3. There is a better story than abortion 

The idea that we measure freedom and equality for women by their ability to end the lives of their unborn children at will needs to change. From the simple and human starting point that both lives matter, there is surely common ground to be found in creating a better story for women and babies than abortion. 

 A ComRes poll carried out in Great Britain in May 2017 found that 70 per cent of women would like the current time limit for abortion to be lowered and only 1 per cent of people want the abortion time limit raised to birth. (ComRes interviewed 2,008 British adults online between 12 and 14 May 2017. Data was weighted to be representative of all British adults. ComRes is a member of the British Polling Council and abides by its rules.) 

 We live in a very different age to when the 1967 Abortion Act was introduced, an age of 4D scans and where women have many more rights and protections when it comes to employment and discrimination over sex or pregnancy. If the problems leading women to abortion are lack of choice, social support, poverty or education then let’s work to change these conditions. Ending a human life is destructive and lacks creativity at the most human level. 

 It’s time to stop measuring women’s rights by their ability to end human life. This is anti-equality and anti-humanity.

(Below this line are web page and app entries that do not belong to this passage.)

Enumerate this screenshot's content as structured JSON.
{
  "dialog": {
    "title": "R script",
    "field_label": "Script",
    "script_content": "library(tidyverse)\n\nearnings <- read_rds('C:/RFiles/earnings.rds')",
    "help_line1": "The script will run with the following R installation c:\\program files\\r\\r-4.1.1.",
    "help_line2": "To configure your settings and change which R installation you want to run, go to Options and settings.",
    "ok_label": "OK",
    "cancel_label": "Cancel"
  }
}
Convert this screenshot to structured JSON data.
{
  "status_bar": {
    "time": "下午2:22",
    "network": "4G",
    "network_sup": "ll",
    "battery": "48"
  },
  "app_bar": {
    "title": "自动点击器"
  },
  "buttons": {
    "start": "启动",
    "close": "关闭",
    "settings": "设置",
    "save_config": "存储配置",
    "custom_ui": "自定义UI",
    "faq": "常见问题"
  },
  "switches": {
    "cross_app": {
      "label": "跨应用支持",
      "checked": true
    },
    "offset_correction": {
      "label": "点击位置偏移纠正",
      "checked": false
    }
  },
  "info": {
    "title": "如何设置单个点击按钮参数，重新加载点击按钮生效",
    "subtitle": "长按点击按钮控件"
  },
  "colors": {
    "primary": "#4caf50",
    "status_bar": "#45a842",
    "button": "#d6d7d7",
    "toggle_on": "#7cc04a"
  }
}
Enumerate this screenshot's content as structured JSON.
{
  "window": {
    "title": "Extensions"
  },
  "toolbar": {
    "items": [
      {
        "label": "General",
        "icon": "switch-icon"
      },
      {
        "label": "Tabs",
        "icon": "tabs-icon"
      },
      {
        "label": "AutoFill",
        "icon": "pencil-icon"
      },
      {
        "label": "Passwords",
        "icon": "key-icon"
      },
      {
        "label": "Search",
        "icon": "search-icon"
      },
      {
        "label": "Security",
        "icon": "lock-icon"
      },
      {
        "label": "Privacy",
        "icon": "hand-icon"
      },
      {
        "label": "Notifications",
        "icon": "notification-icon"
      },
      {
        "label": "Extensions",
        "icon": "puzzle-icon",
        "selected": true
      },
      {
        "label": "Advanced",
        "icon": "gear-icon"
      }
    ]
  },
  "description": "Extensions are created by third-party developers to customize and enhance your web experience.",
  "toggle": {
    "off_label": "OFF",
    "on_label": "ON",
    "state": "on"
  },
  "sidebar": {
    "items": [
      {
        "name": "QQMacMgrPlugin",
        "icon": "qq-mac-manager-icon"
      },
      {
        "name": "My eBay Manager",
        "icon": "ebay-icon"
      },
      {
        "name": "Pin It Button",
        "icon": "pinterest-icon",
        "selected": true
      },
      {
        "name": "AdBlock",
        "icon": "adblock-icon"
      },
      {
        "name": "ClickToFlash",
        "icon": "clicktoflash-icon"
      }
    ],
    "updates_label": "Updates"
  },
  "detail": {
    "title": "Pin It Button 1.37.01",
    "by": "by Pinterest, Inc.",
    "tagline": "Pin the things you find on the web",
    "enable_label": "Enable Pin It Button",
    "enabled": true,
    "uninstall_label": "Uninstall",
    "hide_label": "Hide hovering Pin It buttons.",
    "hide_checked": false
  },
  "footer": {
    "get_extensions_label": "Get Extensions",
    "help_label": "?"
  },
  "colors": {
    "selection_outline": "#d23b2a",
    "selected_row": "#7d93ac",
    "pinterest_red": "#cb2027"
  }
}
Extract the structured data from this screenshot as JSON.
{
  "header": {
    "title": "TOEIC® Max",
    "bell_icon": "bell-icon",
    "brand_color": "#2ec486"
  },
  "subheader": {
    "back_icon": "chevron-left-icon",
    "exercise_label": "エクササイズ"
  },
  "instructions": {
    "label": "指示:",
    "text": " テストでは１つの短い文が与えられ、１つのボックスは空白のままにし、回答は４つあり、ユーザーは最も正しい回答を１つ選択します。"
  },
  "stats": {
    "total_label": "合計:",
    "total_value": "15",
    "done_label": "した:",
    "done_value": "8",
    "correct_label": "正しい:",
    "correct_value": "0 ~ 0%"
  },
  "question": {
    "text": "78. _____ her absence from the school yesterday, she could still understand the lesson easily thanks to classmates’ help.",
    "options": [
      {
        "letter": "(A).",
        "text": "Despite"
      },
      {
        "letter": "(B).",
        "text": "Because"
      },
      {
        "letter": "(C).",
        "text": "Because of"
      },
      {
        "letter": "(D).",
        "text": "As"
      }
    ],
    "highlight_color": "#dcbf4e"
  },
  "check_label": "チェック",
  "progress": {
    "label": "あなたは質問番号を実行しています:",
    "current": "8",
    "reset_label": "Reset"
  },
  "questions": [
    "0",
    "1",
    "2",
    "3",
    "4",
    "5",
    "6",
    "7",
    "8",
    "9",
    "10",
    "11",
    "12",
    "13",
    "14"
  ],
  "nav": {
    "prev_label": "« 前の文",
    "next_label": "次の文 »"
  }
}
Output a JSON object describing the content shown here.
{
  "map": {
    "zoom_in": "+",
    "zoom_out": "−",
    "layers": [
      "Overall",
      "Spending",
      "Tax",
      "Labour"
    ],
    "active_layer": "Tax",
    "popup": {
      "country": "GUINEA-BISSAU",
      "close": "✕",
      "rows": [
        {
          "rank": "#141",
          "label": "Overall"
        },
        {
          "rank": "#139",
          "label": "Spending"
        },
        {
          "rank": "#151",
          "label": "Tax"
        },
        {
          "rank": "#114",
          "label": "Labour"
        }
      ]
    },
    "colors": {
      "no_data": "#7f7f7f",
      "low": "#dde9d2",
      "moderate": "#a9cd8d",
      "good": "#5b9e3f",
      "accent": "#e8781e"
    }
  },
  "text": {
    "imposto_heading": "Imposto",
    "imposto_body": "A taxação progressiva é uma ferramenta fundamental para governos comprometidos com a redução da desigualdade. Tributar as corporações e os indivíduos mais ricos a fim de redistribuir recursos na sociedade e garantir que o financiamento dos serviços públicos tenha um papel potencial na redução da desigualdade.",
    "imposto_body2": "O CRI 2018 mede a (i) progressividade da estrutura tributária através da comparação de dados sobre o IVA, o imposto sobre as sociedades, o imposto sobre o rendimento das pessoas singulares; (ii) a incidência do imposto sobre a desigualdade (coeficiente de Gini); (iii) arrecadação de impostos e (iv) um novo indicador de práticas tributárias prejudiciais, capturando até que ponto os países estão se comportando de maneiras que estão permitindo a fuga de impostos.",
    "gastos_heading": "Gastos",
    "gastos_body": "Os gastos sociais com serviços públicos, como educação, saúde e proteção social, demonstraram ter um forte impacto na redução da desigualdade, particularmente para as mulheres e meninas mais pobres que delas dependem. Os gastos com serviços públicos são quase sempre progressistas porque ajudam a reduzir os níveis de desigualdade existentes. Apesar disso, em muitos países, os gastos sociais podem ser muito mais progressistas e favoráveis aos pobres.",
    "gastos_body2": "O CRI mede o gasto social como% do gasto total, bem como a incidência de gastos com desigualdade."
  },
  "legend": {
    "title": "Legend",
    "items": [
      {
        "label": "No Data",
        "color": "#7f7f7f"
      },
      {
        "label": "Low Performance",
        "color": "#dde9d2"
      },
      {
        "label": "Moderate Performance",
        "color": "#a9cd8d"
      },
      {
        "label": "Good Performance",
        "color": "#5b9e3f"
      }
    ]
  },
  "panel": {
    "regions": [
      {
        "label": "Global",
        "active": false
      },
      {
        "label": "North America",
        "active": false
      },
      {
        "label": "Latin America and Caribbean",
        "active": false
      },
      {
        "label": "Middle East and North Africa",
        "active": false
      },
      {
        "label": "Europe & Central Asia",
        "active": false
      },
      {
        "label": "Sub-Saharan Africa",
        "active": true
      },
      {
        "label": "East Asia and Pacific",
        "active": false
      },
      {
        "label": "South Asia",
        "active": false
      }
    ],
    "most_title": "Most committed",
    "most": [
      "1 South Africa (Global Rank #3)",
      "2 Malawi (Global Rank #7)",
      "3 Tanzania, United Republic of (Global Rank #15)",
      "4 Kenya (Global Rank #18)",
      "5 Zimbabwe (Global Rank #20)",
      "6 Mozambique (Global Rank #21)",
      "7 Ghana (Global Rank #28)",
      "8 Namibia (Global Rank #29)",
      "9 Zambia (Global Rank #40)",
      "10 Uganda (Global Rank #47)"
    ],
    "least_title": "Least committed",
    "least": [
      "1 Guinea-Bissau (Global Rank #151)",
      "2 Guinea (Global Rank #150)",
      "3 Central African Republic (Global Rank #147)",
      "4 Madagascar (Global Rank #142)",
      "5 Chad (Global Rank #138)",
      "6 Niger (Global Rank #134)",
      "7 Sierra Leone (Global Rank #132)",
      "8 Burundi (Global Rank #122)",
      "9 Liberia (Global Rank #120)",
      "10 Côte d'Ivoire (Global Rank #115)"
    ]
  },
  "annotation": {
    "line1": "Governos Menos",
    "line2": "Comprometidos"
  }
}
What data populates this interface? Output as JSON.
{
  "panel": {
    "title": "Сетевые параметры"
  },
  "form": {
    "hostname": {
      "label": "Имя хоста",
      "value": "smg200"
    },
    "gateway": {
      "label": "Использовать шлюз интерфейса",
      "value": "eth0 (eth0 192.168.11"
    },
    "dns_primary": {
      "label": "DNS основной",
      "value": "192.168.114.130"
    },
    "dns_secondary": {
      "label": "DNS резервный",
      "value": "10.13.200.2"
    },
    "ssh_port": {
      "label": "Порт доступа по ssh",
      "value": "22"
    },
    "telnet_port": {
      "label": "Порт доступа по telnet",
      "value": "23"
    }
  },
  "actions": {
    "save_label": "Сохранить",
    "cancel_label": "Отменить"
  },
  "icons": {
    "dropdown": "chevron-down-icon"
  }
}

If both lives matter then women and the children of tomorrow deserve better than abortion.  .